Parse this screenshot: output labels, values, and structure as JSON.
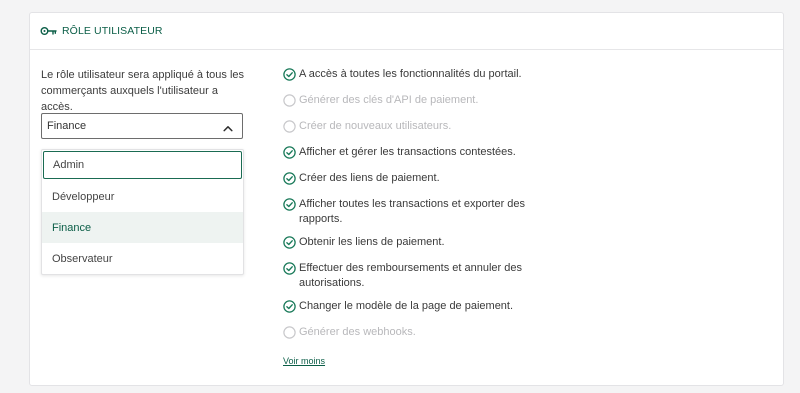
{
  "header": {
    "title": "RÔLE UTILISATEUR",
    "icon": "key-icon"
  },
  "description": "Le rôle utilisateur sera appliqué à tous les commerçants auxquels l'utilisateur a accès.",
  "role_select": {
    "value": "Finance",
    "icon": "chevron-up-icon"
  },
  "dropdown": {
    "options": [
      "Admin",
      "Développeur",
      "Finance",
      "Observateur"
    ],
    "focused": "Admin",
    "selected": "Finance"
  },
  "permissions": [
    {
      "label": "A accès à toutes les fonctionnalités du portail.",
      "enabled": true
    },
    {
      "label": "Générer des clés d'API de paiement.",
      "enabled": false
    },
    {
      "label": "Créer de nouveaux utilisateurs.",
      "enabled": false
    },
    {
      "label": "Afficher et gérer les transactions contestées.",
      "enabled": true
    },
    {
      "label": "Créer des liens de paiement.",
      "enabled": true
    },
    {
      "label": "Afficher toutes les transactions et exporter des rapports.",
      "enabled": true
    },
    {
      "label": "Obtenir les liens de paiement.",
      "enabled": true
    },
    {
      "label": "Effectuer des remboursements et annuler des autorisations.",
      "enabled": true
    },
    {
      "label": "Changer le modèle de la page de paiement.",
      "enabled": true
    },
    {
      "label": "Générer des webhooks.",
      "enabled": false
    }
  ],
  "see_less_link": "Voir moins",
  "colors": {
    "accent": "#0b5e47",
    "check": "#1a7a5a",
    "disabled": "#c8c8cb"
  }
}
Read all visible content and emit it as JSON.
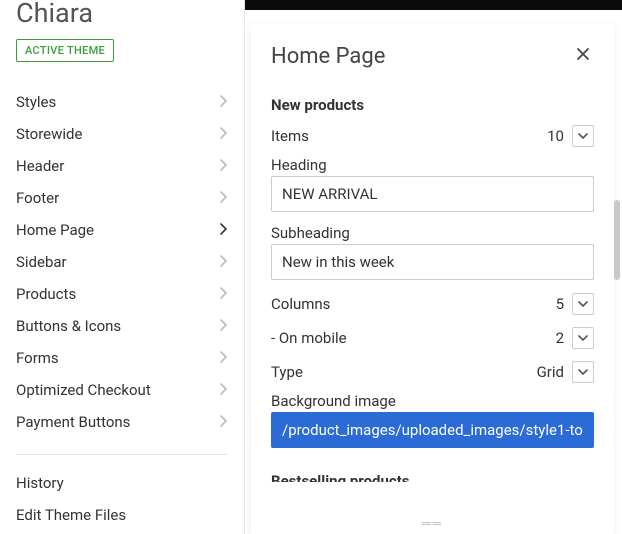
{
  "theme": {
    "name": "Chiara",
    "badge": "ACTIVE THEME"
  },
  "nav": [
    {
      "label": "Styles",
      "active": false
    },
    {
      "label": "Storewide",
      "active": false
    },
    {
      "label": "Header",
      "active": false
    },
    {
      "label": "Footer",
      "active": false
    },
    {
      "label": "Home Page",
      "active": true
    },
    {
      "label": "Sidebar",
      "active": false
    },
    {
      "label": "Products",
      "active": false
    },
    {
      "label": "Buttons & Icons",
      "active": false
    },
    {
      "label": "Forms",
      "active": false
    },
    {
      "label": "Optimized Checkout",
      "active": false
    },
    {
      "label": "Payment Buttons",
      "active": false
    }
  ],
  "nav_footer": [
    {
      "label": "History"
    },
    {
      "label": "Edit Theme Files"
    }
  ],
  "panel": {
    "title": "Home Page",
    "section": "New products",
    "items": {
      "label": "Items",
      "value": "10"
    },
    "heading": {
      "label": "Heading",
      "value": "NEW ARRIVAL"
    },
    "subheading": {
      "label": "Subheading",
      "value": "New in this week"
    },
    "columns": {
      "label": "Columns",
      "value": "5"
    },
    "on_mobile": {
      "label": "- On mobile",
      "value": "2"
    },
    "type": {
      "label": "Type",
      "value": "Grid"
    },
    "bg": {
      "label": "Background image",
      "value": "/product_images/uploaded_images/style1-to"
    },
    "section_next": "Bestselling products"
  }
}
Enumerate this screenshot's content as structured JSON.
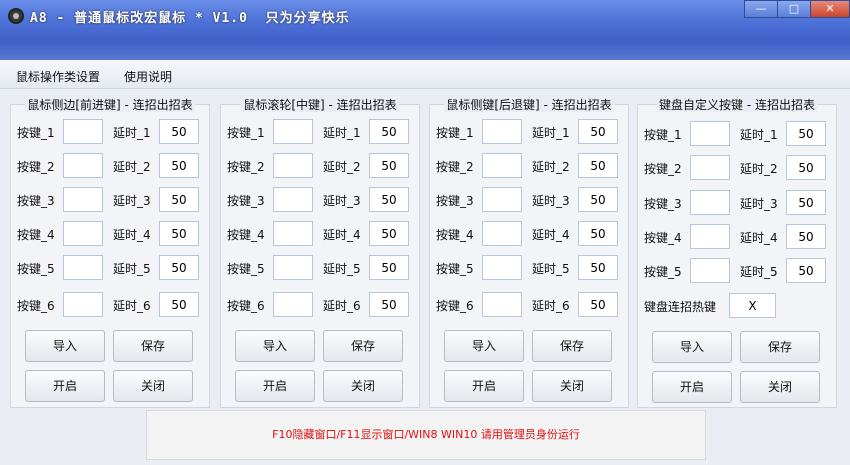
{
  "window": {
    "title": "A8 - 普通鼠标改宏鼠标 * V1.0  只为分享快乐",
    "minimize": "—",
    "maximize": "□",
    "close": "✕"
  },
  "menu": [
    {
      "label": "鼠标操作类设置"
    },
    {
      "label": "使用说明"
    }
  ],
  "panels": [
    {
      "title": "鼠标侧边[前进键] - 连招出招表",
      "rows": [
        {
          "key_label": "按键_1",
          "key_value": "",
          "delay_label": "延时_1",
          "delay_value": "50"
        },
        {
          "key_label": "按键_2",
          "key_value": "",
          "delay_label": "延时_2",
          "delay_value": "50"
        },
        {
          "key_label": "按键_3",
          "key_value": "",
          "delay_label": "延时_3",
          "delay_value": "50"
        },
        {
          "key_label": "按键_4",
          "key_value": "",
          "delay_label": "延时_4",
          "delay_value": "50"
        },
        {
          "key_label": "按键_5",
          "key_value": "",
          "delay_label": "延时_5",
          "delay_value": "50"
        },
        {
          "key_label": "按键_6",
          "key_value": "",
          "delay_label": "延时_6",
          "delay_value": "50"
        }
      ],
      "buttons": [
        "导入",
        "保存",
        "开启",
        "关闭"
      ]
    },
    {
      "title": "鼠标滚轮[中键] - 连招出招表",
      "rows": [
        {
          "key_label": "按键_1",
          "key_value": "",
          "delay_label": "延时_1",
          "delay_value": "50"
        },
        {
          "key_label": "按键_2",
          "key_value": "",
          "delay_label": "延时_2",
          "delay_value": "50"
        },
        {
          "key_label": "按键_3",
          "key_value": "",
          "delay_label": "延时_3",
          "delay_value": "50"
        },
        {
          "key_label": "按键_4",
          "key_value": "",
          "delay_label": "延时_4",
          "delay_value": "50"
        },
        {
          "key_label": "按键_5",
          "key_value": "",
          "delay_label": "延时_5",
          "delay_value": "50"
        },
        {
          "key_label": "按键_6",
          "key_value": "",
          "delay_label": "延时_6",
          "delay_value": "50"
        }
      ],
      "buttons": [
        "导入",
        "保存",
        "开启",
        "关闭"
      ]
    },
    {
      "title": "鼠标侧键[后退键] - 连招出招表",
      "rows": [
        {
          "key_label": "按键_1",
          "key_value": "",
          "delay_label": "延时_1",
          "delay_value": "50"
        },
        {
          "key_label": "按键_2",
          "key_value": "",
          "delay_label": "延时_2",
          "delay_value": "50"
        },
        {
          "key_label": "按键_3",
          "key_value": "",
          "delay_label": "延时_3",
          "delay_value": "50"
        },
        {
          "key_label": "按键_4",
          "key_value": "",
          "delay_label": "延时_4",
          "delay_value": "50"
        },
        {
          "key_label": "按键_5",
          "key_value": "",
          "delay_label": "延时_5",
          "delay_value": "50"
        },
        {
          "key_label": "按键_6",
          "key_value": "",
          "delay_label": "延时_6",
          "delay_value": "50"
        }
      ],
      "buttons": [
        "导入",
        "保存",
        "开启",
        "关闭"
      ]
    },
    {
      "title": "键盘自定义按键 - 连招出招表",
      "rows": [
        {
          "key_label": "按键_1",
          "key_value": "",
          "delay_label": "延时_1",
          "delay_value": "50"
        },
        {
          "key_label": "按键_2",
          "key_value": "",
          "delay_label": "延时_2",
          "delay_value": "50"
        },
        {
          "key_label": "按键_3",
          "key_value": "",
          "delay_label": "延时_3",
          "delay_value": "50"
        },
        {
          "key_label": "按键_4",
          "key_value": "",
          "delay_label": "延时_4",
          "delay_value": "50"
        },
        {
          "key_label": "按键_5",
          "key_value": "",
          "delay_label": "延时_5",
          "delay_value": "50"
        }
      ],
      "hotkey_label": "键盘连招热键",
      "hotkey_value": "X",
      "buttons": [
        "导入",
        "保存",
        "开启",
        "关闭"
      ]
    }
  ],
  "status": "F10隐藏窗口/F11显示窗口/WIN8 WIN10 请用管理员身份运行",
  "colors": {
    "titlebar": "#4e72d8",
    "status_text": "#e01010",
    "input_border": "#b6c7da"
  }
}
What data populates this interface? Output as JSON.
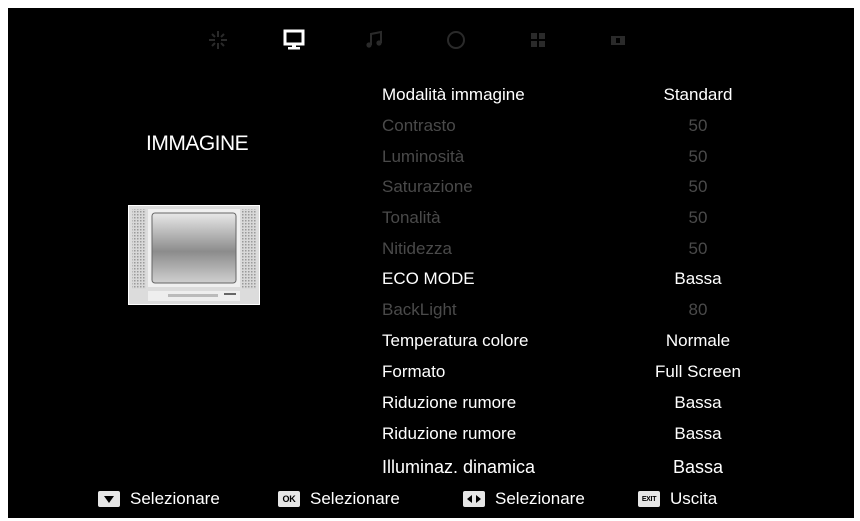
{
  "tabs": [
    {
      "name": "sparkle-icon",
      "active": false
    },
    {
      "name": "monitor-icon",
      "active": true
    },
    {
      "name": "music-note-icon",
      "active": false
    },
    {
      "name": "circle-icon",
      "active": false
    },
    {
      "name": "grid-icon",
      "active": false
    },
    {
      "name": "lock-icon",
      "active": false
    }
  ],
  "section_title": "IMMAGINE",
  "settings": [
    {
      "label": "Modalità immagine",
      "value": "Standard",
      "enabled": true
    },
    {
      "label": "Contrasto",
      "value": "50",
      "enabled": false
    },
    {
      "label": "Luminosità",
      "value": "50",
      "enabled": false
    },
    {
      "label": "Saturazione",
      "value": "50",
      "enabled": false
    },
    {
      "label": "Tonalità",
      "value": "50",
      "enabled": false
    },
    {
      "label": "Nitidezza",
      "value": "50",
      "enabled": false
    },
    {
      "label": "ECO MODE",
      "value": "Bassa",
      "enabled": true
    },
    {
      "label": "BackLight",
      "value": "80",
      "enabled": false
    },
    {
      "label": "Temperatura colore",
      "value": "Normale",
      "enabled": true
    },
    {
      "label": "Formato",
      "value": "Full Screen",
      "enabled": true
    },
    {
      "label": "Riduzione rumore",
      "value": "Bassa",
      "enabled": true
    },
    {
      "label": "Riduzione rumore",
      "value": "Bassa",
      "enabled": true
    },
    {
      "label": "Illuminaz. dinamica",
      "value": "Bassa",
      "enabled": true
    }
  ],
  "footer": {
    "select_down": "Selezionare",
    "ok_key": "OK",
    "ok_select": "Selezionare",
    "select_lr": "Selezionare",
    "exit_key": "EXIT",
    "exit": "Uscita"
  },
  "colors": {
    "background": "#000000",
    "text_enabled": "#ffffff",
    "text_disabled": "#4a4a4a",
    "icon_inactive": "#2a2a2a",
    "icon_active": "#ffffff"
  }
}
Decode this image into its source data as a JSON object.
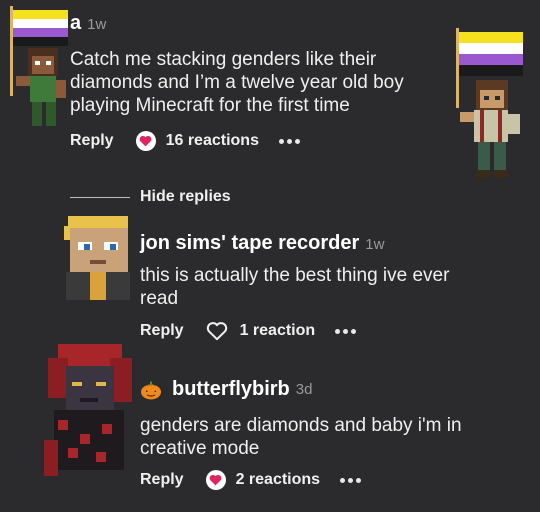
{
  "comments": [
    {
      "username": "a",
      "time": "1w",
      "text_lines": [
        "Catch me stacking genders like their",
        "diamonds and I’m a twelve year old boy",
        "playing Minecraft for the first time"
      ],
      "reply_label": "Reply",
      "reactions": "16 reactions",
      "reaction_icon": "heart-filled-icon"
    },
    {
      "username": "jon sims' tape recorder",
      "time": "1w",
      "text_lines": [
        "this is actually the best thing ive ever",
        "read"
      ],
      "reply_label": "Reply",
      "reactions": "1 reaction",
      "reaction_icon": "heart-outline-icon"
    },
    {
      "username": "butterflybirb",
      "time": "3d",
      "text_lines": [
        "genders are diamonds and baby i'm in",
        "creative mode"
      ],
      "reply_label": "Reply",
      "reactions": "2 reactions",
      "reaction_icon": "heart-filled-icon",
      "name_emoji": "pumpkin-icon"
    }
  ],
  "hide_replies_label": "Hide replies",
  "colors": {
    "background": "#2b2b2d",
    "heart": "#e0245e",
    "flag_yellow": "#f5e11d",
    "flag_white": "#ffffff",
    "flag_purple": "#9b59d0",
    "flag_black": "#1a1a1a"
  }
}
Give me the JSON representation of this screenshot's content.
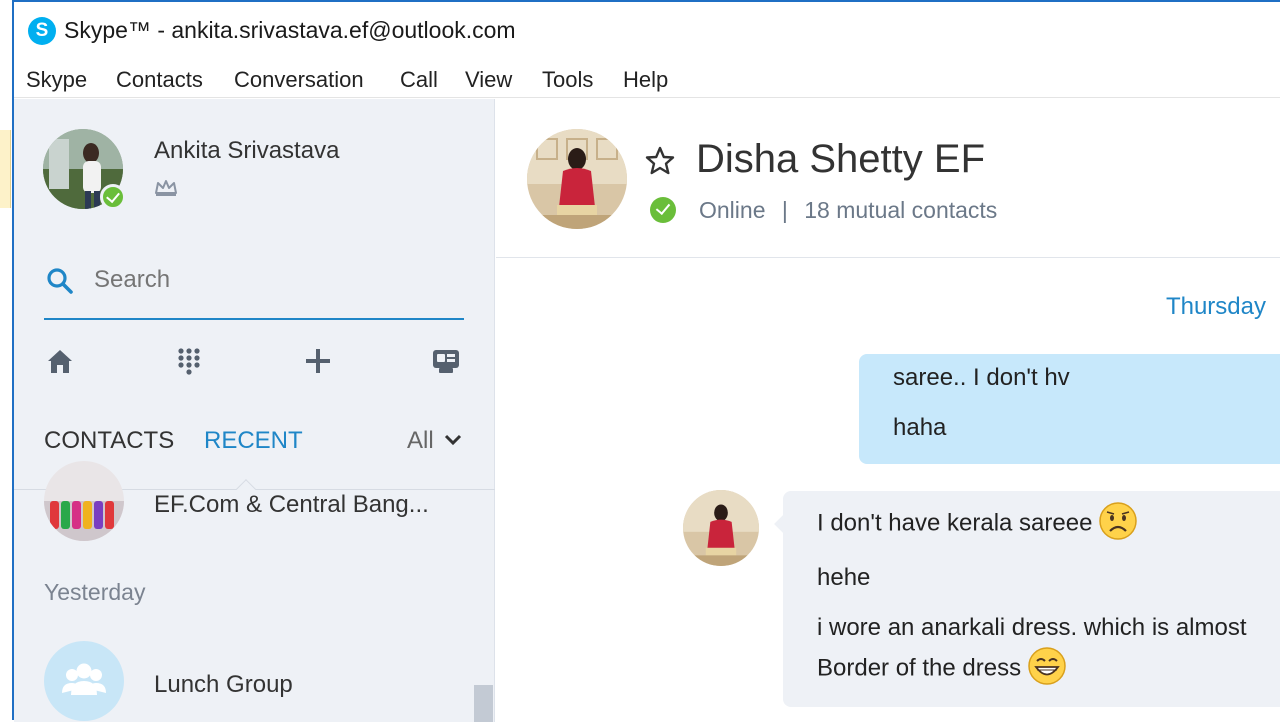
{
  "window": {
    "title": "Skype™ - ankita.srivastava.ef@outlook.com",
    "logo": "S"
  },
  "menu": [
    "Skype",
    "Contacts",
    "Conversation",
    "Call",
    "View",
    "Tools",
    "Help"
  ],
  "profile": {
    "name": "Ankita Srivastava",
    "status": "online",
    "badge_icon": "crown-icon"
  },
  "search": {
    "placeholder": "Search"
  },
  "toolbar": {
    "icons": [
      "home-icon",
      "dialpad-icon",
      "add-icon",
      "contact-card-icon"
    ]
  },
  "tabs": {
    "contacts": "CONTACTS",
    "recent": "RECENT",
    "filter": "All"
  },
  "recent": {
    "items": [
      {
        "name": "EF.Com & Central Bang..."
      },
      {
        "name": "Lunch Group"
      }
    ],
    "yesterday_label": "Yesterday"
  },
  "conversation": {
    "peer_name": "Disha Shetty EF",
    "peer_status": "Online",
    "separator": "|",
    "mutual": "18 mutual contacts",
    "day": "Thursday",
    "outgoing": [
      "saree.. I don't hv",
      "haha"
    ],
    "incoming": [
      "I don't have kerala sareee",
      "hehe",
      "i wore an anarkali dress. which is almost",
      "Border of the dress"
    ]
  },
  "colors": {
    "accent": "#1f86c7",
    "online": "#6abe3a",
    "sidebar_bg": "#eef1f6",
    "outgoing_bubble": "#c7e8fb",
    "incoming_bubble": "#eef1f6",
    "window_border": "#1f6fc4"
  }
}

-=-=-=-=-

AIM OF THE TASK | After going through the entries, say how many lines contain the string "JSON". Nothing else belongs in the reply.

WORKED SOLUTION | 6